Launched by Minister-President of Flanders (Belgium), Kris Peeters on Friday, 28th September, the Treehouse is the result of a joint vision and partnership between Sappi Fine Paper Europe, ANB (the Agency for Nature and Forests), the Belgian Municipality of Hechtel-Eksel, and communication agency Proximity BBDO. Put simply, the Treehouse is a platform, both physical and virtual, for like-minded individuals and companies to come together to find ways to embrace sustainability in their daily activities. Sustainability is at the heart of everything Sappi does, and this new space in the tree tops, designed structurally in the form of an open book, provides the blank canvas, and the environmental inspiration to drive, and share, sustainable thinking.

Located in Bosland, the largest forest in Flanders, the Treehouse was designed by German architect Andreas Wenning. It is made from wood and metal, and is in effect, a meeting room in the trees. Once the idea for the Treehouse concept was born, Sappi made it its business to find partners to make the project real. With sustainability firmly embedded as a company policy, a strong desire to share their experience with others, and to encourage further thinking on the topic made the commitment to bringing the Treehouse concept to life a natural next step. During the launch, Eric Van den Bruel, Product Development and Marketing Director for Sappi said, “As a pulp and paper producer, it is important for Sappi that there is a sustainable way to manage our forests. We devote a lot of our energy to sustainability, and are delighted to have the Treehouse as a new and inspiring platform where we can continue to learn from others and share our experience in this area.”

Open-minded companies from different sectors can meet at the Treehouse to brainstorm, generate ideas, and put them into action. In order to do so, participants must adhere to some basic principles designed to maintain the concept. For instance, the Treehouse must be used as a centre of creativity and thinking out of the box; the surrounding environment should be a natural source of inspiration; and most importantly, the results of the experience need to be shared and exchanged with other members of the Treehouse community through the online platform.

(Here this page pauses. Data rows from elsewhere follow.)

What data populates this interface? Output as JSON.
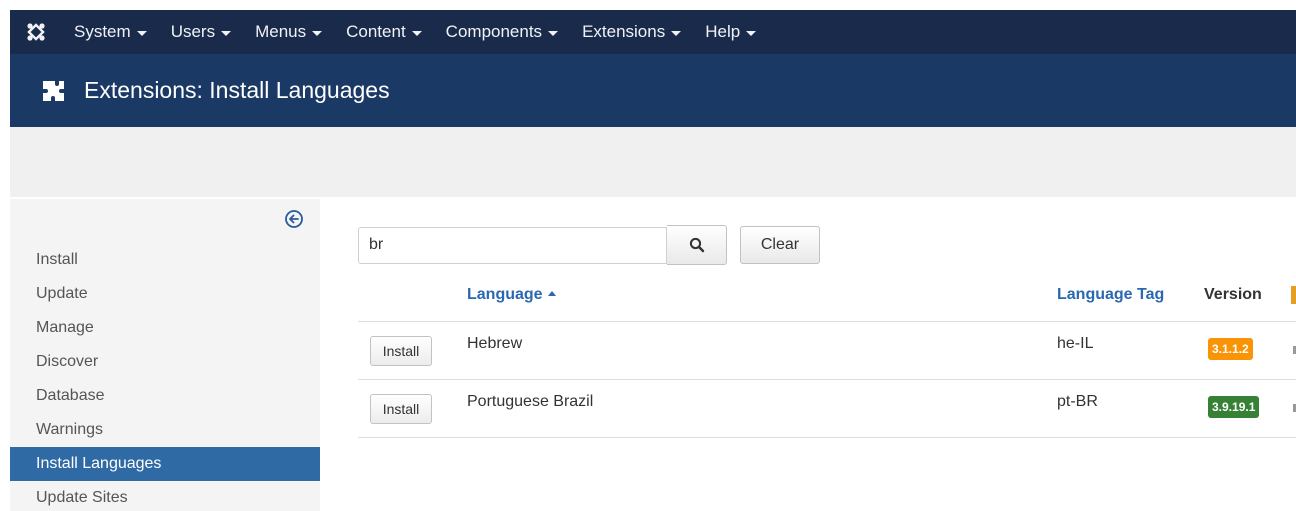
{
  "topnav": {
    "logo_icon": "joomla-logo-icon",
    "items": [
      {
        "label": "System"
      },
      {
        "label": "Users"
      },
      {
        "label": "Menus"
      },
      {
        "label": "Content"
      },
      {
        "label": "Components"
      },
      {
        "label": "Extensions"
      },
      {
        "label": "Help"
      }
    ]
  },
  "header": {
    "icon": "puzzle-piece-icon",
    "title": "Extensions: Install Languages"
  },
  "sidebar": {
    "collapse_icon": "arrow-circle-left-icon",
    "items": [
      {
        "label": "Install",
        "active": false
      },
      {
        "label": "Update",
        "active": false
      },
      {
        "label": "Manage",
        "active": false
      },
      {
        "label": "Discover",
        "active": false
      },
      {
        "label": "Database",
        "active": false
      },
      {
        "label": "Warnings",
        "active": false
      },
      {
        "label": "Install Languages",
        "active": true
      },
      {
        "label": "Update Sites",
        "active": false
      }
    ]
  },
  "search": {
    "value": "br",
    "search_icon": "search-icon",
    "clear_label": "Clear"
  },
  "table": {
    "columns": {
      "language": "Language",
      "language_tag": "Language Tag",
      "version": "Version"
    },
    "rows": [
      {
        "action": "Install",
        "language": "Hebrew",
        "tag": "he-IL",
        "version": "3.1.1.2",
        "version_status": "warning"
      },
      {
        "action": "Install",
        "language": "Portuguese Brazil",
        "tag": "pt-BR",
        "version": "3.9.19.1",
        "version_status": "success"
      }
    ]
  },
  "colors": {
    "nav_bg": "#1a2a4a",
    "header_bg": "#1b3965",
    "active_item": "#2f6aa5",
    "link": "#2a69b2",
    "badge_warning": "#f89406",
    "badge_success": "#378137"
  }
}
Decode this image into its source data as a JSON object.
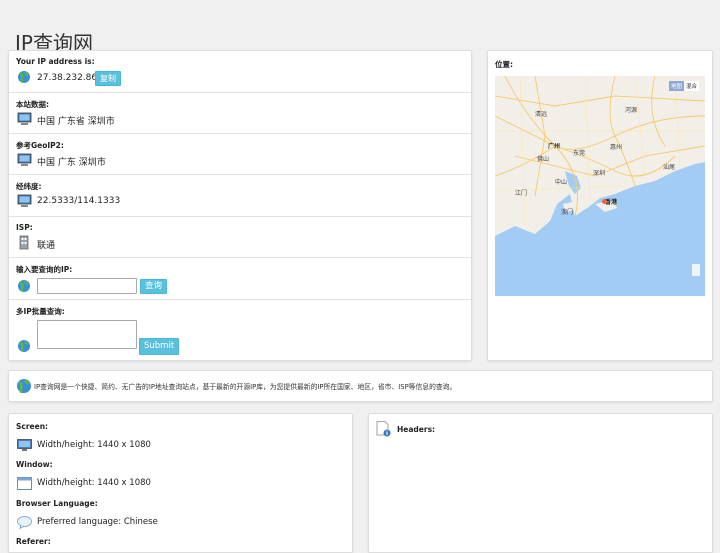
{
  "page": {
    "title": "IP查询网"
  },
  "info": {
    "ip_label": "Your IP address is:",
    "ip_value": "27.38.232.86",
    "copy_button": "复制",
    "site_data_label": "本站数据:",
    "site_data_value": "中国 广东省 深圳市",
    "geoip_label": "参考GeoIP2:",
    "geoip_value": "中国 广东 深圳市",
    "latlng_label": "经纬度:",
    "latlng_value": "22.5333/114.1333",
    "isp_label": "ISP:",
    "isp_value": "联通",
    "query_label": "输入要查询的IP:",
    "query_input_value": "",
    "query_button": "查询",
    "batch_label": "多IP批量查询:",
    "batch_input_value": "",
    "submit_button": "Submit"
  },
  "map": {
    "label": "位置:",
    "type_map": "地图",
    "type_hybrid": "混合",
    "places": [
      "清远",
      "河源",
      "广州",
      "佛山",
      "东莞",
      "惠州",
      "深圳",
      "中山",
      "汕尾",
      "江门",
      "香港",
      "澳门"
    ]
  },
  "description": "IP查询网是一个快捷、简约、无广告的IP地址查询站点，基于最新的开源IP库，为您提供最新的IP所在国家、地区，省市、ISP等信息的查询。",
  "client": {
    "screen_label": "Screen:",
    "screen_value": "Width/height: 1440 x 1080",
    "window_label": "Window:",
    "window_value": "Width/height: 1440 x 1080",
    "language_label": "Browser Language:",
    "language_value": "Preferred language: Chinese",
    "referer_label": "Referer:"
  },
  "headers": {
    "label": "Headers:"
  },
  "colors": {
    "accent": "#5bc0de",
    "sea": "#a3ccf5",
    "land": "#f2efe9"
  }
}
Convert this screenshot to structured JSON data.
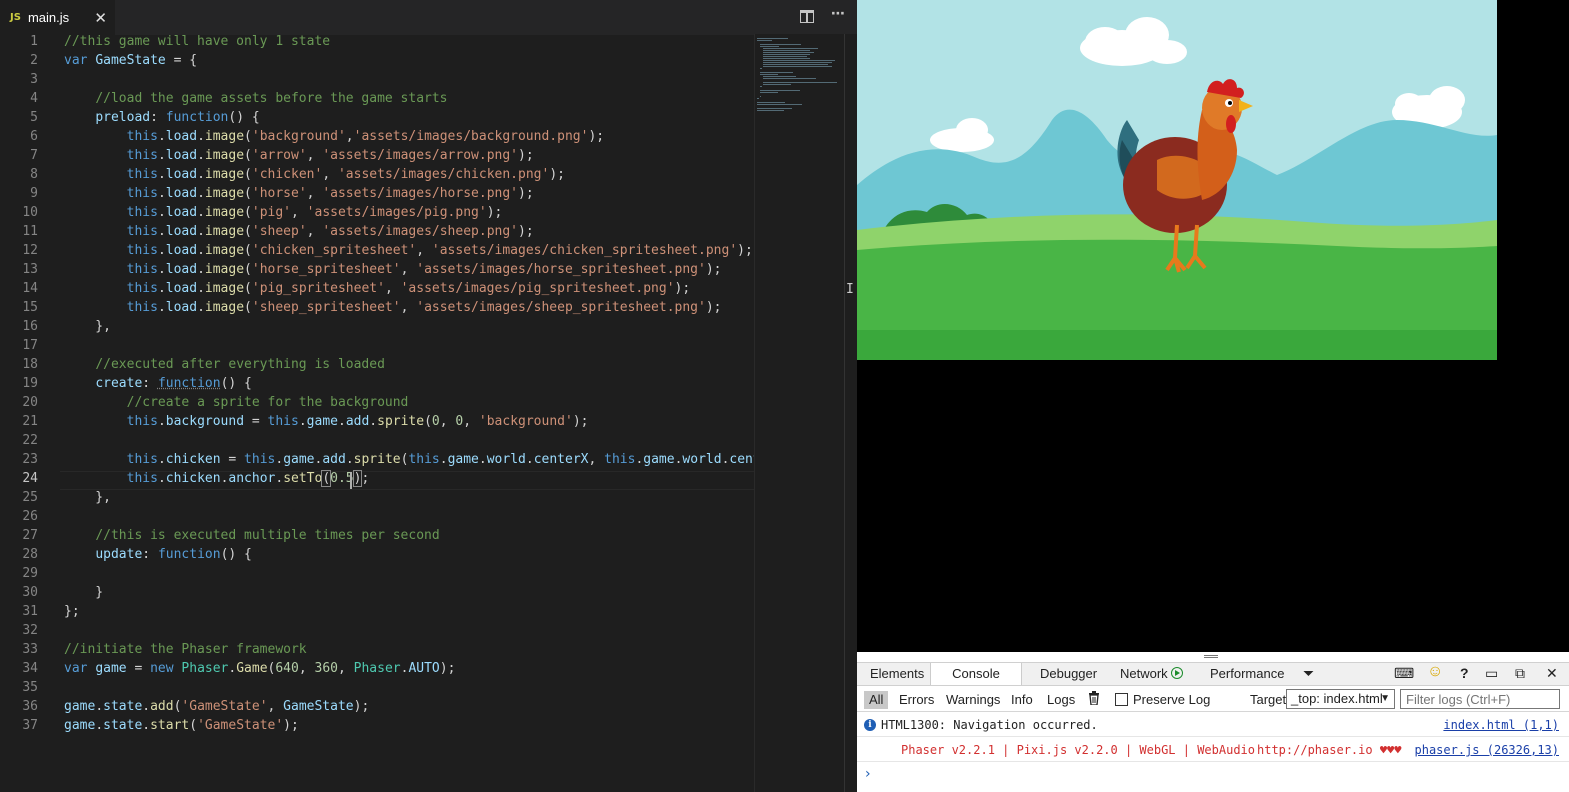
{
  "editor": {
    "tab": {
      "icon_text": "JS",
      "filename": "main.js",
      "close_glyph": "✕"
    },
    "actions": {
      "more_glyph": "⋯"
    },
    "lines": [
      {
        "n": "1",
        "html": "<span class='c'>//this game will have only 1 state</span>"
      },
      {
        "n": "2",
        "html": "<span class='k'>var</span> <span class='v'>GameState</span> = {"
      },
      {
        "n": "3",
        "html": ""
      },
      {
        "n": "4",
        "html": "    <span class='c'>//load the game assets before the game starts</span>"
      },
      {
        "n": "5",
        "html": "    <span class='v'>preload</span>: <span class='k'>function</span>() {"
      },
      {
        "n": "6",
        "html": "        <span class='k'>this</span>.<span class='v'>load</span>.<span class='f'>image</span>(<span class='s'>'background'</span>,<span class='s'>'assets/images/background.png'</span>);"
      },
      {
        "n": "7",
        "html": "        <span class='k'>this</span>.<span class='v'>load</span>.<span class='f'>image</span>(<span class='s'>'arrow'</span>, <span class='s'>'assets/images/arrow.png'</span>);"
      },
      {
        "n": "8",
        "html": "        <span class='k'>this</span>.<span class='v'>load</span>.<span class='f'>image</span>(<span class='s'>'chicken'</span>, <span class='s'>'assets/images/chicken.png'</span>);"
      },
      {
        "n": "9",
        "html": "        <span class='k'>this</span>.<span class='v'>load</span>.<span class='f'>image</span>(<span class='s'>'horse'</span>, <span class='s'>'assets/images/horse.png'</span>);"
      },
      {
        "n": "10",
        "html": "        <span class='k'>this</span>.<span class='v'>load</span>.<span class='f'>image</span>(<span class='s'>'pig'</span>, <span class='s'>'assets/images/pig.png'</span>);"
      },
      {
        "n": "11",
        "html": "        <span class='k'>this</span>.<span class='v'>load</span>.<span class='f'>image</span>(<span class='s'>'sheep'</span>, <span class='s'>'assets/images/sheep.png'</span>);"
      },
      {
        "n": "12",
        "html": "        <span class='k'>this</span>.<span class='v'>load</span>.<span class='f'>image</span>(<span class='s'>'chicken_spritesheet'</span>, <span class='s'>'assets/images/chicken_spritesheet.png'</span>);"
      },
      {
        "n": "13",
        "html": "        <span class='k'>this</span>.<span class='v'>load</span>.<span class='f'>image</span>(<span class='s'>'horse_spritesheet'</span>, <span class='s'>'assets/images/horse_spritesheet.png'</span>);"
      },
      {
        "n": "14",
        "html": "        <span class='k'>this</span>.<span class='v'>load</span>.<span class='f'>image</span>(<span class='s'>'pig_spritesheet'</span>, <span class='s'>'assets/images/pig_spritesheet.png'</span>);"
      },
      {
        "n": "15",
        "html": "        <span class='k'>this</span>.<span class='v'>load</span>.<span class='f'>image</span>(<span class='s'>'sheep_spritesheet'</span>, <span class='s'>'assets/images/sheep_spritesheet.png'</span>);"
      },
      {
        "n": "16",
        "html": "    },"
      },
      {
        "n": "17",
        "html": ""
      },
      {
        "n": "18",
        "html": "    <span class='c'>//executed after everything is loaded</span>"
      },
      {
        "n": "19",
        "html": "    <span class='v'>create</span>: <span class='k u'>function</span>() {"
      },
      {
        "n": "20",
        "html": "        <span class='c'>//create a sprite for the background</span>"
      },
      {
        "n": "21",
        "html": "        <span class='k'>this</span>.<span class='v'>background</span> = <span class='k'>this</span>.<span class='v'>game</span>.<span class='v'>add</span>.<span class='f'>sprite</span>(<span class='n'>0</span>, <span class='n'>0</span>, <span class='s'>'background'</span>);"
      },
      {
        "n": "22",
        "html": ""
      },
      {
        "n": "23",
        "html": "        <span class='k'>this</span>.<span class='v'>chicken</span> = <span class='k'>this</span>.<span class='v'>game</span>.<span class='v'>add</span>.<span class='f'>sprite</span>(<span class='k'>this</span>.<span class='v'>game</span>.<span class='v'>world</span>.<span class='v'>centerX</span>, <span class='k'>this</span>.<span class='v'>game</span>.<span class='v'>world</span>.<span class='v'>cente</span>"
      },
      {
        "n": "24",
        "html": "        <span class='k'>this</span>.<span class='v'>chicken</span>.<span class='v'>anchor</span>.<span class='f'>setTo</span><span class='b'>(</span><span class='n'>0.5</span><span class='b'>)</span>;"
      },
      {
        "n": "25",
        "html": "    },"
      },
      {
        "n": "26",
        "html": ""
      },
      {
        "n": "27",
        "html": "    <span class='c'>//this is executed multiple times per second</span>"
      },
      {
        "n": "28",
        "html": "    <span class='v'>update</span>: <span class='k'>function</span>() {"
      },
      {
        "n": "29",
        "html": ""
      },
      {
        "n": "30",
        "html": "    }"
      },
      {
        "n": "31",
        "html": "};"
      },
      {
        "n": "32",
        "html": ""
      },
      {
        "n": "33",
        "html": "<span class='c'>//initiate the Phaser framework</span>"
      },
      {
        "n": "34",
        "html": "<span class='k'>var</span> <span class='v'>game</span> = <span class='k'>new</span> <span class='t'>Phaser</span>.<span class='f'>Game</span>(<span class='n'>640</span>, <span class='n'>360</span>, <span class='t'>Phaser</span>.<span class='v'>AUTO</span>);"
      },
      {
        "n": "35",
        "html": ""
      },
      {
        "n": "36",
        "html": "<span class='v'>game</span>.<span class='v'>state</span>.<span class='f'>add</span>(<span class='s'>'GameState'</span>, <span class='v'>GameState</span>);"
      },
      {
        "n": "37",
        "html": "<span class='v'>game</span>.<span class='v'>state</span>.<span class='f'>start</span>(<span class='s'>'GameState'</span>);"
      }
    ],
    "active_line": "24"
  },
  "colors": {
    "comment": "#6a9955",
    "keyword": "#569cd6",
    "string": "#ce9178",
    "variable": "#9cdcfe",
    "function": "#dcdcaa",
    "number": "#b5cea8",
    "type": "#4ec9b0",
    "text": "#d4d4d4"
  },
  "devtools": {
    "tabs": [
      "Elements",
      "Console",
      "Debugger",
      "Network",
      "Performance"
    ],
    "selected_tab": "Console",
    "toolbar_glyphs": {
      "overflow": "⏷",
      "console": "⌨",
      "smile": "☺",
      "help": "?",
      "dock": "▭",
      "undock": "⧉",
      "close": "✕"
    },
    "filters": {
      "all": "All",
      "errors": "Errors",
      "warnings": "Warnings",
      "info": "Info",
      "logs": "Logs",
      "clear_icon": "trash-icon",
      "preserve_log": "Preserve Log",
      "target_label": "Target",
      "target_value": "_top: index.html",
      "filter_placeholder": "Filter logs (Ctrl+F)"
    },
    "messages": [
      {
        "text": "HTML1300: Navigation occurred.",
        "source": "index.html (1,1)"
      },
      {
        "text": "Phaser v2.2.1 | Pixi.js v2.2.0 | WebGL | WebAudio",
        "url": "http://phaser.io ♥♥♥",
        "source": "phaser.js (26326,13)"
      }
    ],
    "prompt_glyph": "›"
  }
}
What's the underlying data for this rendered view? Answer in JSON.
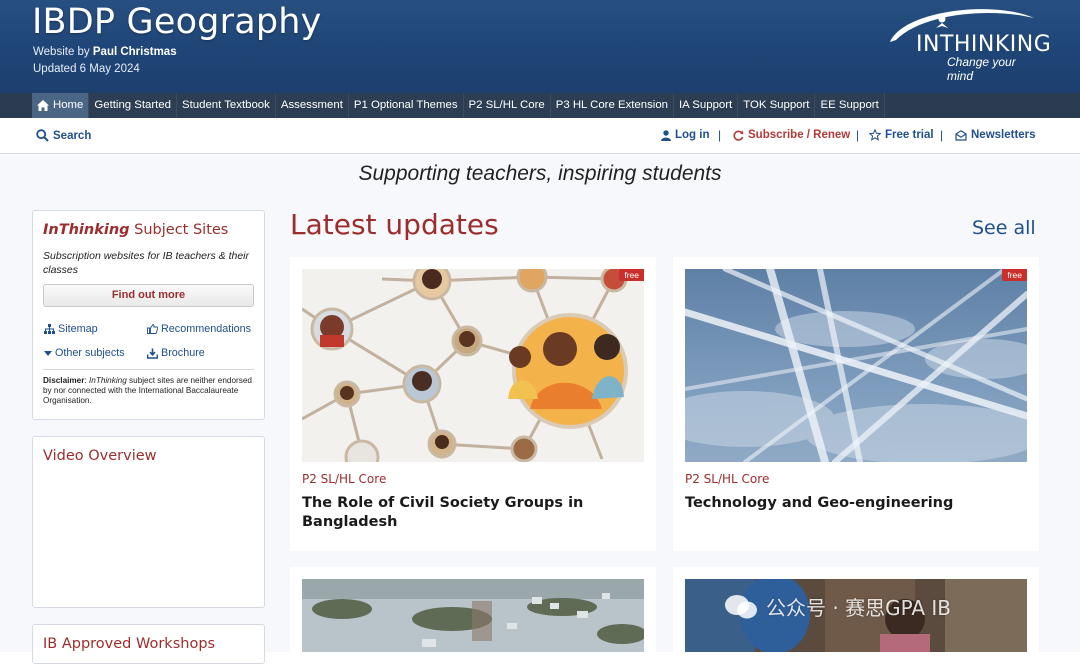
{
  "header": {
    "title": "IBDP Geography",
    "byline_prefix": "Website by ",
    "byline_author": "Paul Christmas",
    "updated": "Updated 6 May 2024",
    "logo_text": "INTHINKING",
    "logo_tagline": "Change your mind"
  },
  "nav": {
    "items": [
      {
        "label": "Home",
        "icon": "home-icon"
      },
      {
        "label": "Getting Started"
      },
      {
        "label": "Student Textbook"
      },
      {
        "label": "Assessment"
      },
      {
        "label": "P1 Optional Themes"
      },
      {
        "label": "P2 SL/HL Core"
      },
      {
        "label": "P3 HL Core Extension"
      },
      {
        "label": "IA Support"
      },
      {
        "label": "TOK Support"
      },
      {
        "label": "EE Support"
      }
    ]
  },
  "toolbar": {
    "search": "Search",
    "login": "Log in",
    "subscribe": "Subscribe / Renew",
    "free_trial": "Free trial",
    "newsletters": "Newsletters",
    "separator": "|"
  },
  "tagline": "Supporting teachers, inspiring students",
  "sidebar": {
    "subject_sites": {
      "title_italic": "InThinking",
      "title_rest": " Subject Sites",
      "subtitle": "Subscription websites for IB teachers & their classes",
      "button": "Find out more",
      "links": {
        "sitemap": "Sitemap",
        "recommendations": "Recommendations",
        "other_subjects": "Other subjects",
        "brochure": "Brochure"
      },
      "disclaimer_label": "Disclaimer",
      "disclaimer_italic": "InThinking",
      "disclaimer_text": " subject sites are neither endorsed by nor connected with the International Baccalaureate Organisation."
    },
    "video_title": "Video Overview",
    "workshops_title": "IB Approved Workshops"
  },
  "latest": {
    "title": "Latest updates",
    "see_all": "See all",
    "posts": [
      {
        "category": "P2 SL/HL Core",
        "title": "The Role of Civil Society Groups in Bangladesh",
        "badge": "free"
      },
      {
        "category": "P2 SL/HL Core",
        "title": "Technology and Geo-engineering",
        "badge": "free"
      }
    ]
  },
  "watermark": "公众号 · 赛思GPA IB",
  "colors": {
    "header_blue": "#1f4577",
    "nav_dark": "#2b3b50",
    "accent_red": "#9b2d2d",
    "link_blue": "#1f4f8c",
    "badge_red": "#c9302c"
  }
}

In addition to further developing the online platform which has been designed to hold all ideas that are generated from the Treehouse, an Ambassador programme has been put in place which will form the basis of the Treehouse network. Minister Kris Peeters has already been given his Treehouse business card as a first member of this elite group of forward thinkers on sustainability.